Infection Control Today, Volume 25, Issue 9

Vaccines work. They ward off severe illness and death. But they do not make health care workers invulnerable to breakthrough infections, according to a research letter in JAMA Open Network.

Although COVID-19 vaccines work, they do not guarantee that a vaccinated person will not be reinfected, according to a research letter published in JAMA Network Open\that examined breakthrough infections among health care workers (HCWs).1 Investigators reviewed data from 5312 fully vaccinated and 690 unvaccinated HCWs at the Hadassah University Medical Center in Jerusalem, Israel. The vaccinated workers received 2 doses of the Pfizer/BioNTech vaccine.

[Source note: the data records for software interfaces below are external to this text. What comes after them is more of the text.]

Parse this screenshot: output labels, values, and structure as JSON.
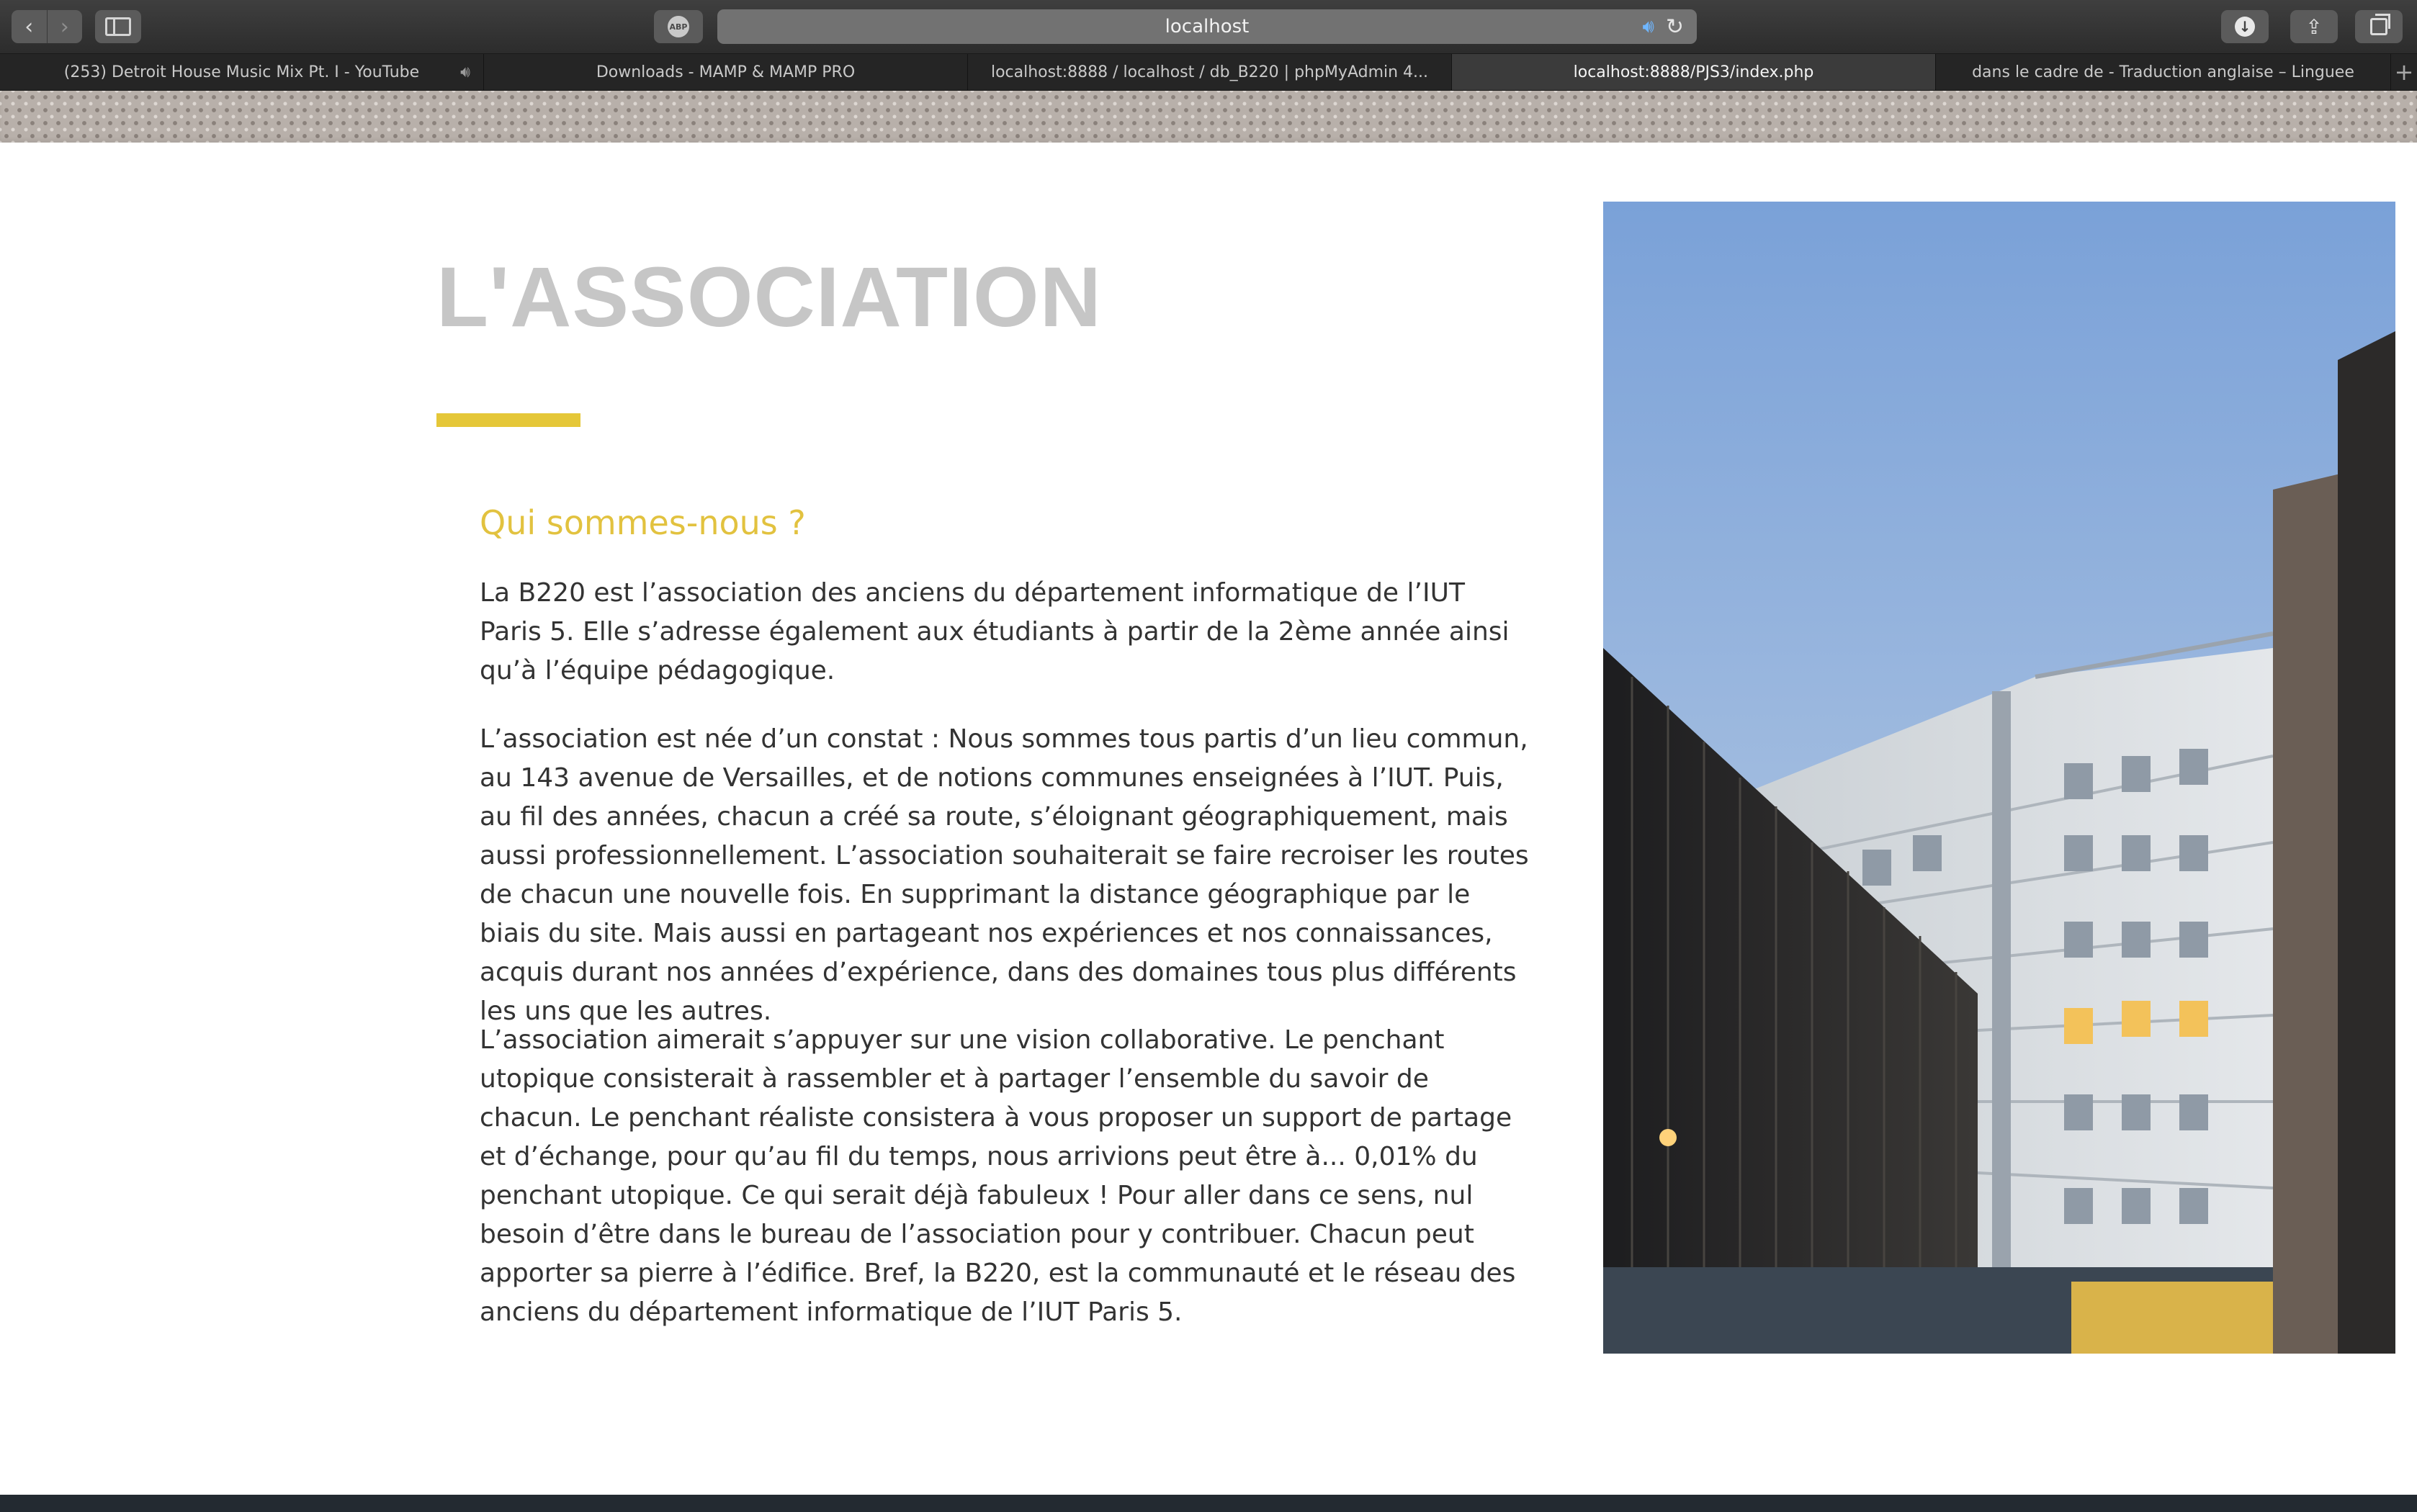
{
  "browser": {
    "address": "localhost",
    "tabs": [
      {
        "title": "(253) Detroit House Music Mix Pt. I - YouTube",
        "audio": true,
        "active": false
      },
      {
        "title": "Downloads - MAMP & MAMP PRO",
        "audio": false,
        "active": false
      },
      {
        "title": "localhost:8888 / localhost / db_B220 | phpMyAdmin 4...",
        "audio": false,
        "active": false
      },
      {
        "title": "localhost:8888/PJS3/index.php",
        "audio": false,
        "active": true
      },
      {
        "title": "dans le cadre de - Traduction anglaise – Linguee",
        "audio": false,
        "active": false
      }
    ],
    "icons": {
      "back": "chevron-left-icon",
      "forward": "chevron-right-icon",
      "sidebar": "sidebar-icon",
      "extension": "adblock-icon",
      "audio": "speaker-icon",
      "reload": "reload-icon",
      "downloads": "download-icon",
      "share": "share-icon",
      "tabs": "tab-overview-icon",
      "new_tab": "plus-icon"
    },
    "extension_label": "ABP"
  },
  "section": {
    "title": "L'ASSOCIATION",
    "subtitle": "Qui sommes-nous ?",
    "paragraphs": [
      "La B220 est l’association des anciens du département informatique de l’IUT Paris 5. Elle s’adresse également aux étudiants à partir de la 2ème année ainsi qu’à l’équipe pédagogique.",
      "L’association est née d’un constat : Nous sommes tous partis d’un lieu commun, au 143 avenue de Versailles, et de notions communes enseignées à l’IUT. Puis, au fil des années, chacun a créé sa route, s’éloignant géographiquement, mais aussi professionnellement. L’association souhaiterait se faire recroiser les routes de chacun une nouvelle fois. En supprimant la distance géographique par le biais du site. Mais aussi en partageant nos expériences et nos connaissances, acquis durant nos années d’expérience, dans des domaines tous plus différents les uns que les autres.",
      "L’association aimerait s’appuyer sur une vision collaborative. Le penchant utopique consisterait à rassembler et à partager l’ensemble du savoir de chacun. Le penchant réaliste consistera à vous proposer un support de partage et d’échange, pour qu’au fil du temps, nous arrivions peut être à... 0,01% du penchant utopique. Ce qui serait déjà fabuleux ! Pour aller dans ce sens, nul besoin d’être dans le bureau de l’association pour y contribuer. Chacun peut apporter sa pierre à l’édifice. Bref, la B220, est la communauté et le réseau des anciens du département informatique de l’IUT Paris 5."
    ]
  },
  "colors": {
    "accent": "#e5c738",
    "title": "#c6c6c6",
    "subtitle": "#e2c23f",
    "body_text": "#333333"
  }
}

The results reinforce the main message health care officials in most countries want the public to hear: vaccines work. Investigators found that 27 of the fully vaccinated staff became reinfected with COVID-19 (0.5%), compared with 69 of the unvaccinated staff did (10%). Contact tracing for the breakthrough infections found that 15 of the 27 vaccinated staff who experienced breakthrough infections became infected by a member of their household.

“This case-control study found that exposure to SARS-CoV-2–positive household members was a risk factor associated with infection among vaccinated HCWs,” the research letter states. “Household exposure is usually longer and closer than casual exposure or exposure at work and does not include masking or distancing, thus exposing one to a higher infectious dose and being more contagious.”

Investigators argue that their findings suggest that individuals exposed to someone in their household who has tested positive for COVID-19 be quarantined. “The findings of this case-control study suggest reconsideration of quarantining vaccinated [individuals] who have had significant exposure to household members who are positive for SARS-CoV-2 infection,” the research letter states. “This policy has already been implemented successfully in our hospital. Coupled with the current emergence of the SARS-CoV-2 Delta variant in Israel and worldwide, our proposal should apply not only to HCWs but to the general population.”


  1. Oster Y, Benenson S, Yochi Harpaz L, et al. Association between exposure characteristics and the risk for COVID-19 infection among health care workers with and without BNT162b2 vaccination. JAMA Netw Open. 2021;4(9):e2125394. doi:10.1001/jamanetworkopen.2021.25394